Sparkling singing and snappy dance numbers transcend the preachy social message in Hairspray.
By Jim Rutter
FOR THE INQUIRER
John Waters brought the bulk of his axe collection to Hairspray’s movie grindstone, and Mark O’Donnell and Thomas Meehan’s book of the musical makes no attempt to minimize the story’s crusades for civil rights, acceptance of differences, and the perennially controversial notion that the big girl with big hair can win the hunkiest boy in town with her big heart.
In 1962 Baltimore, proudly plump Tracy Turnblad (Victoria Mayo) wants to win a spot as a dancer on the Corny Collins TV show, achieve racial integration on television, earn her mother’s respect and fall in love with Elvis-knock off Link Larkin (Nathan Meyer, whose honeyed voice earns the comparison). Along the way, she encounters racism, sexism, and a slew of insults about her appearance from the white establishment.
Three things prevent the Media Theatre sparklingly sung, superbly danced rendition from disappearing into this aerosol-fueled haze of sixties social justice issues.
One is not to the show’s credit: in the spoken lines, the majority of the cast can’t capture the camp of the characters. Most jokes sail by unnoticed (in fairness, few will get period humor referencing Khrushchev’s shoe and Debbie Reynolds), and in acting, only Jennifer Bissell avoids this fate as Tracy’s skinny sidekick Penny. Appearing as a tiny scarecrow in a towering wig, she garners laughs by ambling through clunky gestures and tweaking the tonal shifts of her voice to match.
But what the cast misses in the text, they embody fully in song, their bright, proud voices bubbling through the poppy tunes.
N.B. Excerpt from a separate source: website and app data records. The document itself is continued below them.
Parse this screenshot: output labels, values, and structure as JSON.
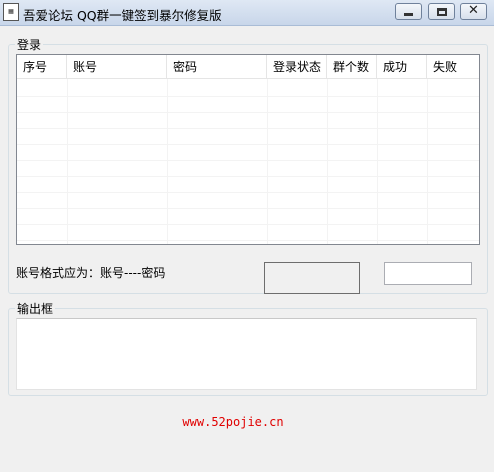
{
  "window": {
    "title": "吾爱论坛 QQ群一键签到暴尔修复版",
    "icon": "app-grid-icon",
    "controls": [
      "minimize-icon",
      "maximize-icon",
      "close-icon"
    ]
  },
  "login_group": {
    "label": "登录",
    "columns": [
      "序号",
      "账号",
      "密码",
      "登录状态",
      "群个数",
      "成功",
      "失败"
    ],
    "rows": []
  },
  "format_hint": "账号格式应为：账号----密码",
  "status_box_1": "",
  "status_box_2": "",
  "output_group": {
    "label": "输出框",
    "content": ""
  },
  "footer": {
    "link": "www.52pojie.cn",
    "color": "#e00000"
  }
}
Dann Dunn’s direction humanizes these cartoonish characters by shifting the emotional center of the story into a touching tale of mothers and daughters, battling both across the generations and in the struggle to help the next one finds its way.
Dunn’s dazzling choreography integrates simple steps into joyous ensemble numbers bursting with an exuberance that borders on ecstasy, transforming picket lines into dance parades and infusing the entire production with a buoyant sense of life.
Sure, the 60’s era issues still drive the story, but Mayo steals the show. She radiates optimism and cheer, as if Troy Martin O’Shia’s lighting coated her in an ebullient glow, and her blue-shaded eyes, beaming smile and heart ready to burst easily outshine the axe-blades of social commentary. For two-and-a-half hours, I found it impossible not to watch her sing.
Hairspray. Through November 4 at the Media Theatre, 104 East State St. Media, PA. Tickets: $27 to $49. Information: 610-891-0100 or mediatheatre.org